Charles L. Harris

Charles Leslie "Les" Harris, a teacher and artist who spent several decades building Amaranthine Museum, a sprawling display of his work housed in a Woodberry industrial building, died at his Bolton Hill home Monday. He was 84.

Citing their Christian Science beliefs, family members declined to disclose the medical cause of his death.


Born in Baltimore and raised on Hickory Avenue, he attended City College and became a welder at local shipyards. During World War II, he served as an Army communications specialist and saw action in the Battle of the Bulge.

His wartime experience served as a catalyst for a broadening global perspective that rapidly expanded his exposure to art, architecture and theater, said his daughter, Laurel Harris Durenberger of Mountain Lakes, N.J.


After the war, Mr. Harris moved to New York City and studied acting and dance at the American Theatre Wing. He danced in Metropolitan Opera productions and studied with artist Charles Rain. He exhibited and sold paintings at the Alexander Iolas Gallery.

Mr. Harris met his future wife, Sally Pomeran, at Christian Science church. She invited him to work at her theater, the Gateway Playhouse in Bellport, N.Y. They later lived in Albany, N.Y., where he taught at the Albany Academy.

In 1962, they moved to Park Avenue in Bolton Hill, and he earned a degree at Maryland Institute College of Art and a master's degree in liberal arts from the Johns Hopkins University.

He taught interior design composition at Maryland Institute and art at Park School, where he built stage sets and helped direct theatrical productions.

"You never saw sets so extraordinarily dynamic," said his wife. "He created things out of nothing. The kids he taught remember building the sets as much as anything they did at the school."

Mr. Harris was also a visiting artist at Villa Julie College and lectured frequently at the Maryland Theosophical Society. Mr. Harris retired in 1996 to pursue art full time.

In 1977, he rented the first floor of the old Poole and Hunt iron foundry headquarters building in Woodberry, where he displayed his artwork rather than sell it.

"Year by year, his installation has grown like an out-of-control Christmas garden. It is now an amazing series of chambers that one observer thought was a room-by-room tour of Western civilization, from Egypt to Andy Warhol," said a 1994 Evening Sun article. "His artwork fills every square inch of space."


Family members said one of his pleasures was leading guests through the large, multiroom installation he built to resemble a labyrinth.

On these guided tours, he often discussed concepts ranging from the Big Bang, numerology, astrology and the Eleusinian mysteries.

Mr. Harris called his creation the Amaranthine Museum, named after a flower, the amaranth, that derives from a Greek word meaning one that does not wither.

His installation had to be moved to a nearby space in what is now called the Clipper Mill neighborhood.

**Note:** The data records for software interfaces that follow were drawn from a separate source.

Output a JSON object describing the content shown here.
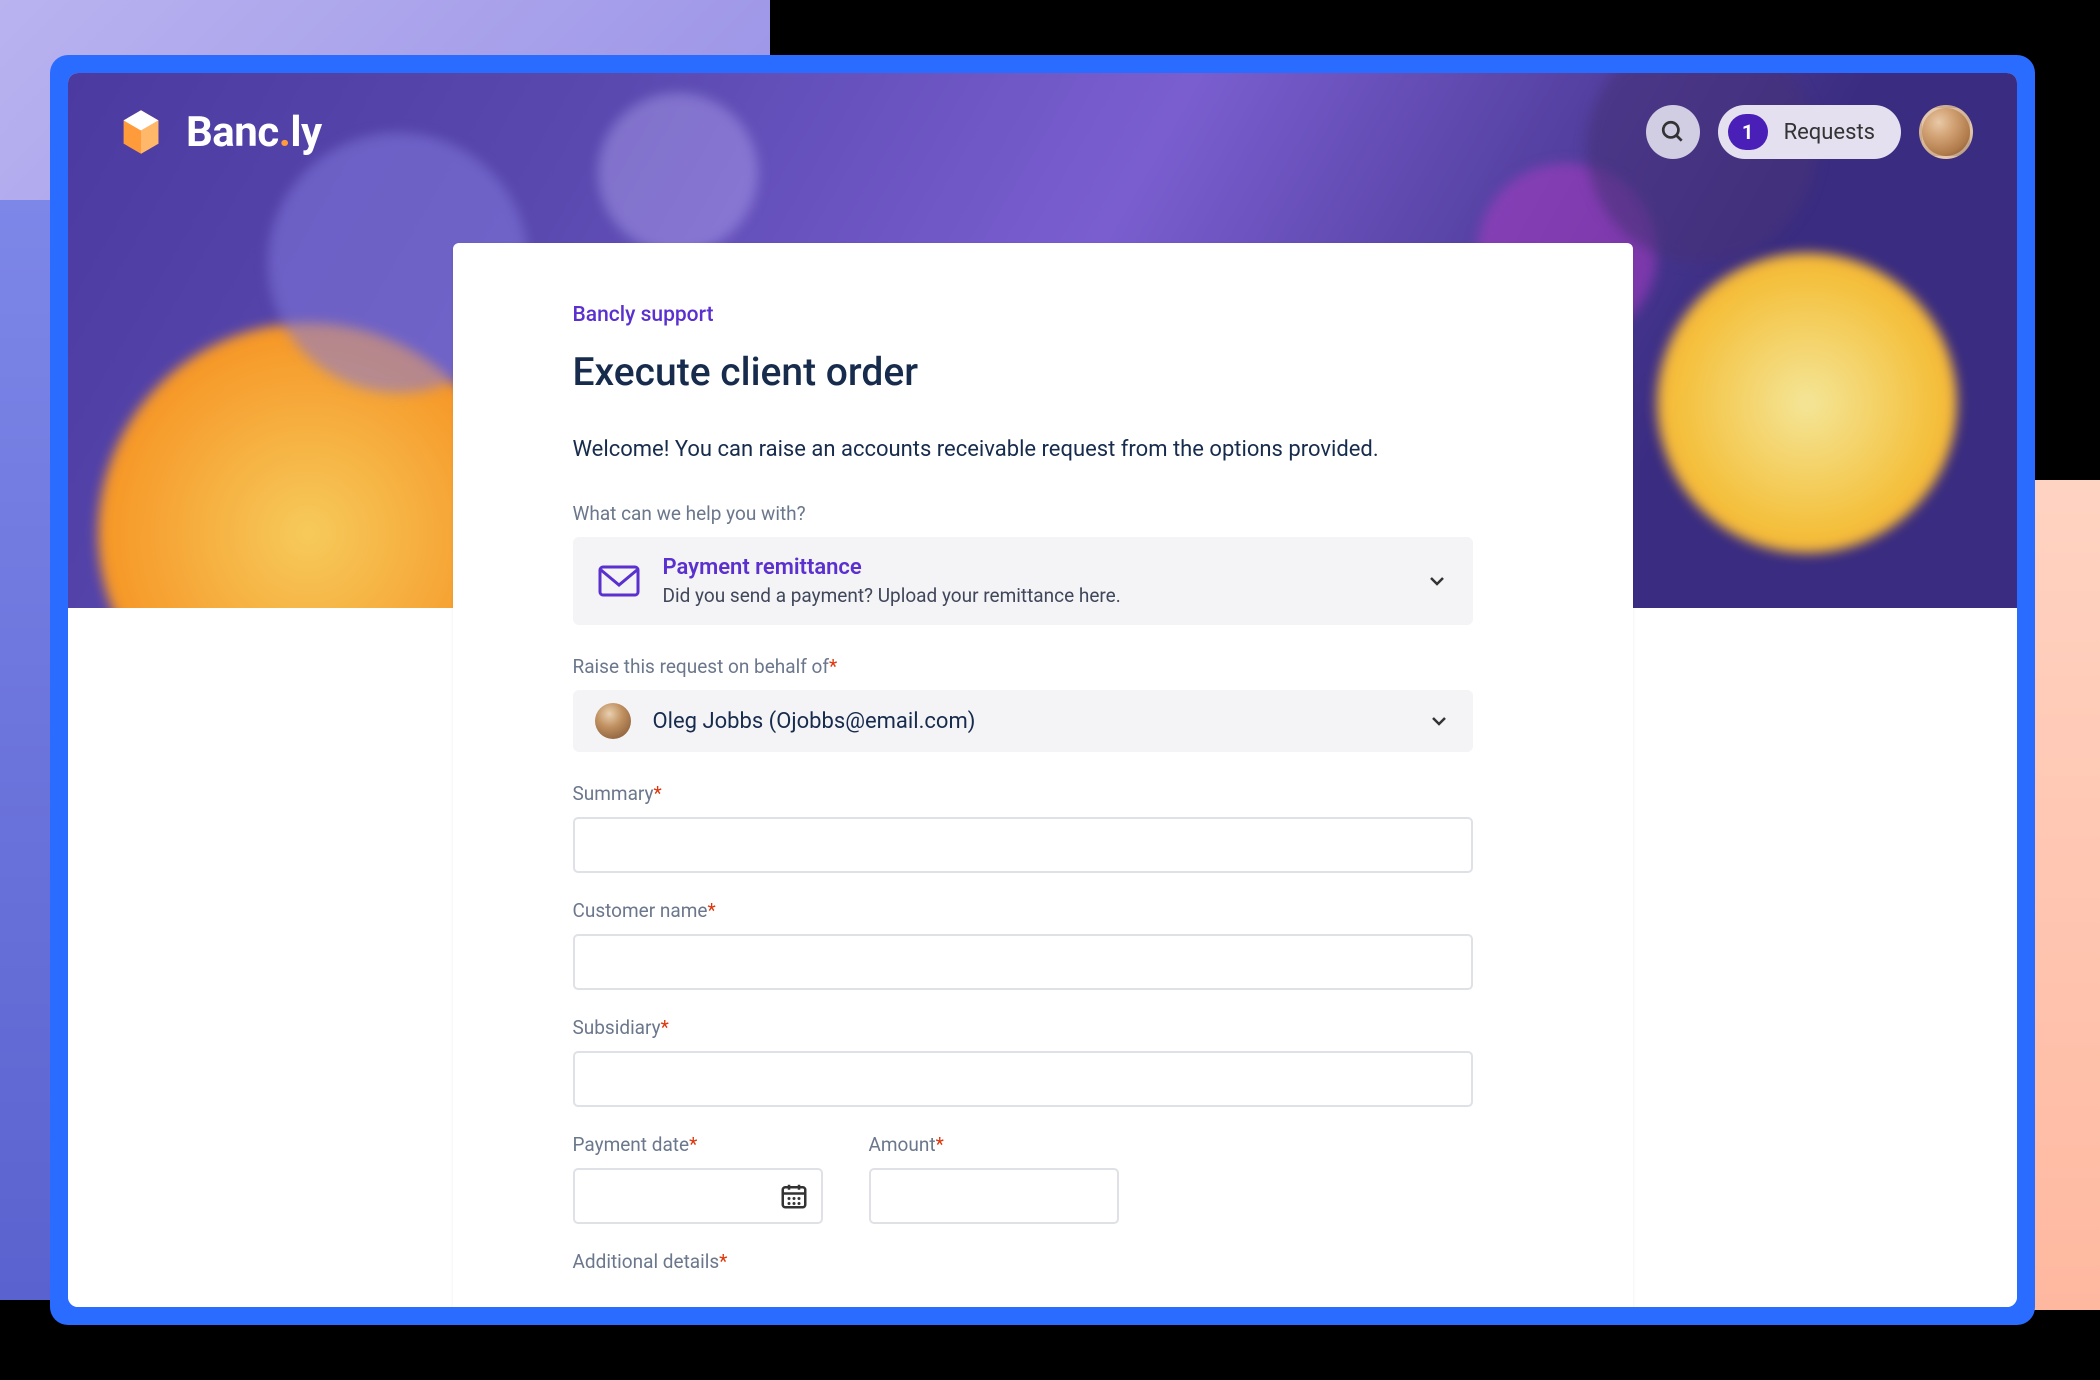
{
  "brand": {
    "name_a": "Banc",
    "name_b": "ly"
  },
  "header": {
    "requests_badge": "1",
    "requests_label": "Requests"
  },
  "breadcrumb": "Bancly support",
  "page_title": "Execute client order",
  "intro_text": "Welcome! You can raise an accounts receivable request from the options provided.",
  "help_label": "What can we help you with?",
  "request_type": {
    "title": "Payment remittance",
    "subtitle": "Did you send a payment? Upload your remittance here."
  },
  "behalf": {
    "label": "Raise this request on behalf of",
    "user": "Oleg Jobbs (Ojobbs@email.com)"
  },
  "fields": {
    "summary": "Summary",
    "customer": "Customer name",
    "subsidiary": "Subsidiary",
    "payment_date": "Payment date",
    "amount": "Amount",
    "additional": "Additional details"
  },
  "required_marker": "*"
}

It is now has the status of a nonprofit arts center.

"A visit there was like stepping into Les' mind," said Walt Handelsman, the Newsday Pulitzer Prize-winning editorial cartoonist who was his Park School student. "As students, he instilled a passion in us to be very creative. He was quirky and funny. He demanded, then he asked you to think differently. He had a warmth and smile that made you want to enjoy life."

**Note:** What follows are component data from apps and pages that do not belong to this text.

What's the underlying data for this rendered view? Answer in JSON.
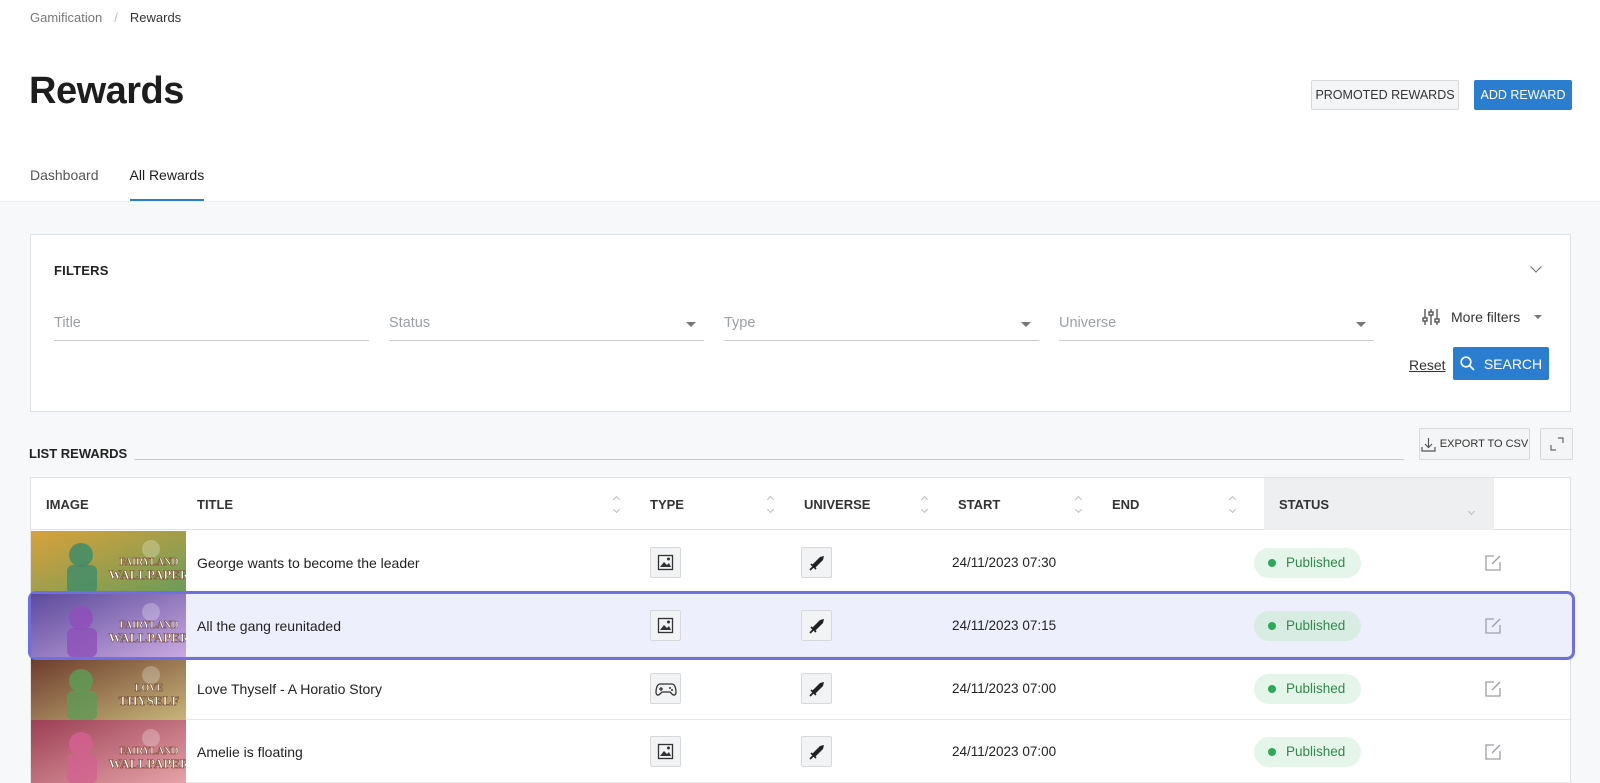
{
  "breadcrumb": {
    "parent": "Gamification",
    "separator": "/",
    "current": "Rewards"
  },
  "page": {
    "title": "Rewards"
  },
  "actions": {
    "promoted_label": "PROMOTED REWARDS",
    "add_label": "ADD REWARD"
  },
  "tabs": [
    {
      "label": "Dashboard",
      "active": false
    },
    {
      "label": "All Rewards",
      "active": true
    }
  ],
  "filters": {
    "title": "FILTERS",
    "title_placeholder": "Title",
    "status_placeholder": "Status",
    "type_placeholder": "Type",
    "universe_placeholder": "Universe",
    "more_filters_label": "More filters",
    "reset_label": "Reset",
    "search_label": "SEARCH"
  },
  "list": {
    "label": "LIST REWARDS",
    "export_label": "EXPORT TO CSV",
    "columns": [
      "IMAGE",
      "TITLE",
      "TYPE",
      "UNIVERSE",
      "START",
      "END",
      "STATUS"
    ],
    "rows": [
      {
        "title": "George wants to become the leader",
        "type_icon": "wallpaper-icon",
        "universe_icon": "sword-icon",
        "start": "24/11/2023 07:30",
        "end": "",
        "status": "Published",
        "thumb_text": "FAIRYLAND WALLPAPER"
      },
      {
        "title": "All the gang reunitaded",
        "type_icon": "wallpaper-icon",
        "universe_icon": "sword-icon",
        "start": "24/11/2023 07:15",
        "end": "",
        "status": "Published",
        "thumb_text": "FAIRYLAND WALLPAPER",
        "selected": true
      },
      {
        "title": "Love Thyself - A Horatio Story",
        "type_icon": "gamepad-icon",
        "universe_icon": "sword-icon",
        "start": "24/11/2023 07:00",
        "end": "",
        "status": "Published",
        "thumb_text": "LOVE THYSELF"
      },
      {
        "title": "Amelie is floating",
        "type_icon": "wallpaper-icon",
        "universe_icon": "sword-icon",
        "start": "24/11/2023 07:00",
        "end": "",
        "status": "Published",
        "thumb_text": "FAIRYLAND WALLPAPER"
      }
    ]
  },
  "colors": {
    "accent": "#2b7dcf",
    "selection": "#6d6fe3",
    "published": "#2ea85a"
  }
}
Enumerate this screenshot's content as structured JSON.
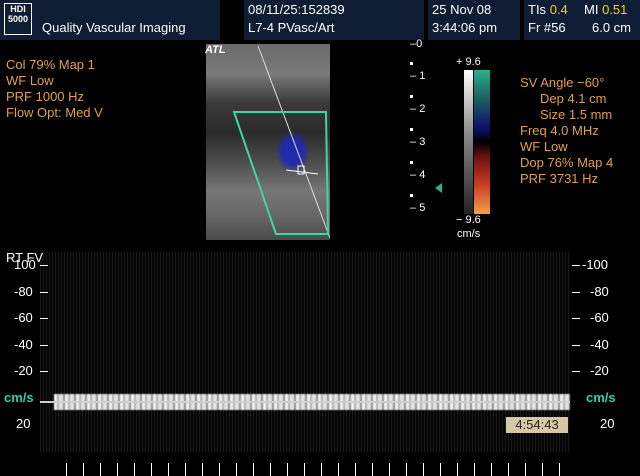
{
  "header": {
    "logo_line1": "HDI",
    "logo_line2": "5000",
    "institution": "Quality Vascular Imaging",
    "patient_id": "08/11/25:152839",
    "probe": "L7-4 PVasc/Art",
    "date": "25 Nov 08",
    "time": "3:44:06 pm",
    "tis_label": "TIs",
    "tis_value": "0.4",
    "mi_label": "MI",
    "mi_value": "0.51",
    "frame": "Fr #56",
    "depth": "6.0 cm"
  },
  "left_params": [
    "Col 79%  Map 1",
    "WF Low",
    "PRF 1000  Hz",
    "Flow Opt: Med V"
  ],
  "image": {
    "atl_label": "ATL",
    "depth_marks": [
      "0",
      "1",
      "2",
      "3",
      "4",
      "5"
    ]
  },
  "colorbar": {
    "top": "+ 9.6",
    "bottom": "− 9.6",
    "unit": "cm/s"
  },
  "right_params": [
    "SV Angle −60°",
    "Dep 4.1  cm",
    "Size 1.5  mm",
    "Freq 4.0  MHz",
    "WF Low",
    "Dop 76%  Map 4",
    "PRF 3731  Hz"
  ],
  "spectrum": {
    "label": "RT  FV",
    "scale_left": [
      "100",
      "-80",
      "-60",
      "-40",
      "-20"
    ],
    "scale_right": [
      "-100",
      "-80",
      "-60",
      "-40",
      "-20"
    ],
    "unit": "cm/s",
    "below": "20",
    "timer": "4:54:43"
  },
  "colors": {
    "header_bg": "#0e1d33",
    "param_text": "#e0a050",
    "highlight": "#f0d419",
    "sample_box": "#3ad8a0",
    "unit_text": "#2ad0b0"
  }
}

A memorial gathering will be held from 1 p.m. to 4 p.m. tomorrow at his museum, 2010 Clipper Park Road in Woodberry.


In addition to his wife of 50 years and daughter, survivors include two other daughters, Heather Harris and Holly Harris, both of Baltimore; and two grandchildren.